[Items from a dataset]

☆ ☆ ☆

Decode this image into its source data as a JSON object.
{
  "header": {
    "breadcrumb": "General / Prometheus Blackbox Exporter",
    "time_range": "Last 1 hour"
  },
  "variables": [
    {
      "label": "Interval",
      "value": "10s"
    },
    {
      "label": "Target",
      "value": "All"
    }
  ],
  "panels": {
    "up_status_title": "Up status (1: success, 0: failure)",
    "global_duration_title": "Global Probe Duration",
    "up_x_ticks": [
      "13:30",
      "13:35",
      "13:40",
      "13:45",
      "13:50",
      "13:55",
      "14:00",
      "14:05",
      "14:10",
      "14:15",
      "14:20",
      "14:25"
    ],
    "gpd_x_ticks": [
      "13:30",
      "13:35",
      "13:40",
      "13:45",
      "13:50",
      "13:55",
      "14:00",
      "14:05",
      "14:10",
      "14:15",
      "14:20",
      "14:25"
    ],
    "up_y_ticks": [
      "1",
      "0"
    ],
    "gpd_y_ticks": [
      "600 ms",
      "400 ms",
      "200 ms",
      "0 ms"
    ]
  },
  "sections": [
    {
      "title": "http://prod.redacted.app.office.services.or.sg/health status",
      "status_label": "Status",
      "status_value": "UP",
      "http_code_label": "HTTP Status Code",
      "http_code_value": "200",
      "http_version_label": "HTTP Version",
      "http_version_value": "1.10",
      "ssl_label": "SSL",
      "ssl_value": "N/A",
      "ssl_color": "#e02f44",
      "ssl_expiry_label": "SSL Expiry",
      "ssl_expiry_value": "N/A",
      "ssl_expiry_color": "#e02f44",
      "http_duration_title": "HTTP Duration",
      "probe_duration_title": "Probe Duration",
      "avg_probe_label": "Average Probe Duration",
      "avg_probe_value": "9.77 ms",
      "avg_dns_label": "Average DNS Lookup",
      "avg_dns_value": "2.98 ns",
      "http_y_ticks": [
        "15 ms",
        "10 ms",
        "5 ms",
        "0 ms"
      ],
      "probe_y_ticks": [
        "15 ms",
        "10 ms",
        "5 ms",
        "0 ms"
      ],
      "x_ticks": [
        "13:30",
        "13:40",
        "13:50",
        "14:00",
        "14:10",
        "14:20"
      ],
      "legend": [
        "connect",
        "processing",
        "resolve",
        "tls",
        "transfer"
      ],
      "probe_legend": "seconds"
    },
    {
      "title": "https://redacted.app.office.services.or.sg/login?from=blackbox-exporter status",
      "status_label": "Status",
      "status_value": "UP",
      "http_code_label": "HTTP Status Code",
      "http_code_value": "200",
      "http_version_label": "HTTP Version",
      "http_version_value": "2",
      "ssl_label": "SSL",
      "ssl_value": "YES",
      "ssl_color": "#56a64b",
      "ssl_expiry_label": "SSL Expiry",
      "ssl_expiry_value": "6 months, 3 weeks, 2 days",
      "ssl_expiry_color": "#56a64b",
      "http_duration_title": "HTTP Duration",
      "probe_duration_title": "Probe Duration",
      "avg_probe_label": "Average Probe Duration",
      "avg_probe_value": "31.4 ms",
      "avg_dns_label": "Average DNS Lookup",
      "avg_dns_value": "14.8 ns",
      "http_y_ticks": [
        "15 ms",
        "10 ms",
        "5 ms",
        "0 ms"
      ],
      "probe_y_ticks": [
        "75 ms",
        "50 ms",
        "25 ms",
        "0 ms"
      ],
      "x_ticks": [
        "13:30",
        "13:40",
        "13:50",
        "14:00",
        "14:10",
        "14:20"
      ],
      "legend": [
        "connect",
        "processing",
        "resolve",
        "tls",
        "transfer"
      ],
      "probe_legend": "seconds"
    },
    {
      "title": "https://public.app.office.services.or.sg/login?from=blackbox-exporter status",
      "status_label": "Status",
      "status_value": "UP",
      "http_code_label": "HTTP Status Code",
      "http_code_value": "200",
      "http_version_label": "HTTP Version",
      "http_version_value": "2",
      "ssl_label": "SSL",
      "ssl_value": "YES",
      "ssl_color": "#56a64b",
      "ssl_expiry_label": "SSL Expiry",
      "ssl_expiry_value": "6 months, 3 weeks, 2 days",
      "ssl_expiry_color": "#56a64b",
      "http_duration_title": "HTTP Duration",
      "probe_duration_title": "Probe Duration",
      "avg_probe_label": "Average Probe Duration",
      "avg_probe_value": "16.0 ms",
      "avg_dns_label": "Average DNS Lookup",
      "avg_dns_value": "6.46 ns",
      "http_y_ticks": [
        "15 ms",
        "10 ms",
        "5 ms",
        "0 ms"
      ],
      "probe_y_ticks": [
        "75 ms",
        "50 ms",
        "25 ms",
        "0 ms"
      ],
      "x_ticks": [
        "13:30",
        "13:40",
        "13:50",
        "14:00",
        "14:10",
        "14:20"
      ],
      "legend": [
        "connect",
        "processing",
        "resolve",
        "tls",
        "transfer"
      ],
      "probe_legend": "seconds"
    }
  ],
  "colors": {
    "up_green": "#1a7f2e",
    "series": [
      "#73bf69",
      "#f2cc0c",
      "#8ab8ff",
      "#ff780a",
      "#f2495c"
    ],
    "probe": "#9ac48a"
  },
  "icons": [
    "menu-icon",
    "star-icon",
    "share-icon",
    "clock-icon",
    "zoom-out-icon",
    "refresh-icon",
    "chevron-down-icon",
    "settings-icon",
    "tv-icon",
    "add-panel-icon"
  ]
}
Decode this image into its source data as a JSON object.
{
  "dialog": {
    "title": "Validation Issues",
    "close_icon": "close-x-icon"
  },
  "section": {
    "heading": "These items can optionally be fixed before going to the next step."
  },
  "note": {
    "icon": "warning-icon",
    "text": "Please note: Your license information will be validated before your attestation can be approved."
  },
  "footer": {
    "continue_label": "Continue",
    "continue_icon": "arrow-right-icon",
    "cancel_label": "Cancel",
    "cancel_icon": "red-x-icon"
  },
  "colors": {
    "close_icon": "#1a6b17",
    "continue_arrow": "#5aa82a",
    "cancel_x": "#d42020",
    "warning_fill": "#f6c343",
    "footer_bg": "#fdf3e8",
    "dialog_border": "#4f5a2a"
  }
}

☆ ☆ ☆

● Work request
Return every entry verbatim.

● Solution to this exercise
Decode this image into its source data as a JSON object.
{
  "header": {
    "breadcrumb": "General / Prometheus Blackbox Exporter",
    "time_range": "Last 1 hour"
  },
  "variables": [
    {
      "label": "Interval",
      "value": "10s"
    },
    {
      "label": "Target",
      "value": "All"
    }
  ],
  "panels": {
    "up_status_title": "Up status (1: success, 0: failure)",
    "global_duration_title": "Global Probe Duration",
    "up_x_ticks": [
      "13:30",
      "13:35",
      "13:40",
      "13:45",
      "13:50",
      "13:55",
      "14:00",
      "14:05",
      "14:10",
      "14:15",
      "14:20",
      "14:25"
    ],
    "gpd_x_ticks": [
      "13:30",
      "13:35",
      "13:40",
      "13:45",
      "13:50",
      "13:55",
      "14:00",
      "14:05",
      "14:10",
      "14:15",
      "14:20",
      "14:25"
    ],
    "up_y_ticks": [
      "1",
      "0"
    ],
    "gpd_y_ticks": [
      "600 ms",
      "400 ms",
      "200 ms",
      "0 ms"
    ]
  },
  "sections": [
    {
      "title": "http://prod.redacted.app.office.services.or.sg/health status",
      "status_label": "Status",
      "status_value": "UP",
      "http_code_label": "HTTP Status Code",
      "http_code_value": "200",
      "http_version_label": "HTTP Version",
      "http_version_value": "1.10",
      "ssl_label": "SSL",
      "ssl_value": "N/A",
      "ssl_color": "#e02f44",
      "ssl_expiry_label": "SSL Expiry",
      "ssl_expiry_value": "N/A",
      "ssl_expiry_color": "#e02f44",
      "http_duration_title": "HTTP Duration",
      "probe_duration_title": "Probe Duration",
      "avg_probe_label": "Average Probe Duration",
      "avg_probe_value": "9.77 ms",
      "avg_dns_label": "Average DNS Lookup",
      "avg_dns_value": "2.98 ns",
      "http_y_ticks": [
        "15 ms",
        "10 ms",
        "5 ms",
        "0 ms"
      ],
      "probe_y_ticks": [
        "15 ms",
        "10 ms",
        "5 ms",
        "0 ms"
      ],
      "x_ticks": [
        "13:30",
        "13:40",
        "13:50",
        "14:00",
        "14:10",
        "14:20"
      ],
      "legend": [
        "connect",
        "processing",
        "resolve",
        "tls",
        "transfer"
      ],
      "probe_legend": "seconds"
    },
    {
      "title": "https://redacted.app.office.services.or.sg/login?from=blackbox-exporter status",
      "status_label": "Status",
      "status_value": "UP",
      "http_code_label": "HTTP Status Code",
      "http_code_value": "200",
      "http_version_label": "HTTP Version",
      "http_version_value": "2",
      "ssl_label": "SSL",
      "ssl_value": "YES",
      "ssl_color": "#56a64b",
      "ssl_expiry_label": "SSL Expiry",
      "ssl_expiry_value": "6 months, 3 weeks, 2 days",
      "ssl_expiry_color": "#56a64b",
      "http_duration_title": "HTTP Duration",
      "probe_duration_title": "Probe Duration",
      "avg_probe_label": "Average Probe Duration",
      "avg_probe_value": "31.4 ms",
      "avg_dns_label": "Average DNS Lookup",
      "avg_dns_value": "14.8 ns",
      "http_y_ticks": [
        "15 ms",
        "10 ms",
        "5 ms",
        "0 ms"
      ],
      "probe_y_ticks": [
        "75 ms",
        "50 ms",
        "25 ms",
        "0 ms"
      ],
      "x_ticks": [
        "13:30",
        "13:40",
        "13:50",
        "14:00",
        "14:10",
        "14:20"
      ],
      "legend": [
        "connect",
        "processing",
        "resolve",
        "tls",
        "transfer"
      ],
      "probe_legend": "seconds"
    },
    {
      "title": "https://public.app.office.services.or.sg/login?from=blackbox-exporter status",
      "status_label": "Status",
      "status_value": "UP",
      "http_code_label": "HTTP Status Code",
      "http_code_value": "200",
      "http_version_label": "HTTP Version",
      "http_version_value": "2",
      "ssl_label": "SSL",
      "ssl_value": "YES",
      "ssl_color": "#56a64b",
      "ssl_expiry_label": "SSL Expiry",
      "ssl_expiry_value": "6 months, 3 weeks, 2 days",
      "ssl_expiry_color": "#56a64b",
      "http_duration_title": "HTTP Duration",
      "probe_duration_title": "Probe Duration",
      "avg_probe_label": "Average Probe Duration",
      "avg_probe_value": "16.0 ms",
      "avg_dns_label": "Average DNS Lookup",
      "avg_dns_value": "6.46 ns",
      "http_y_ticks": [
        "15 ms",
        "10 ms",
        "5 ms",
        "0 ms"
      ],
      "probe_y_ticks": [
        "75 ms",
        "50 ms",
        "25 ms",
        "0 ms"
      ],
      "x_ticks": [
        "13:30",
        "13:40",
        "13:50",
        "14:00",
        "14:10",
        "14:20"
      ],
      "legend": [
        "connect",
        "processing",
        "resolve",
        "tls",
        "transfer"
      ],
      "probe_legend": "seconds"
    }
  ],
  "colors": {
    "up_green": "#1a7f2e",
    "series": [
      "#73bf69",
      "#f2cc0c",
      "#8ab8ff",
      "#ff780a",
      "#f2495c"
    ],
    "probe": "#9ac48a"
  },
  "icons": [
    "menu-icon",
    "star-icon",
    "share-icon",
    "clock-icon",
    "zoom-out-icon",
    "refresh-icon",
    "chevron-down-icon",
    "settings-icon",
    "tv-icon",
    "add-panel-icon"
  ]
}
Decode this image into its source data as a JSON object.
{
  "dialog": {
    "title": "Validation Issues",
    "close_icon": "close-x-icon"
  },
  "section": {
    "heading": "These items can optionally be fixed before going to the next step."
  },
  "note": {
    "icon": "warning-icon",
    "text": "Please note: Your license information will be validated before your attestation can be approved."
  },
  "footer": {
    "continue_label": "Continue",
    "continue_icon": "arrow-right-icon",
    "cancel_label": "Cancel",
    "cancel_icon": "red-x-icon"
  },
  "colors": {
    "close_icon": "#1a6b17",
    "continue_arrow": "#5aa82a",
    "cancel_x": "#d42020",
    "warning_fill": "#f6c343",
    "footer_bg": "#fdf3e8",
    "dialog_border": "#4f5a2a"
  }
}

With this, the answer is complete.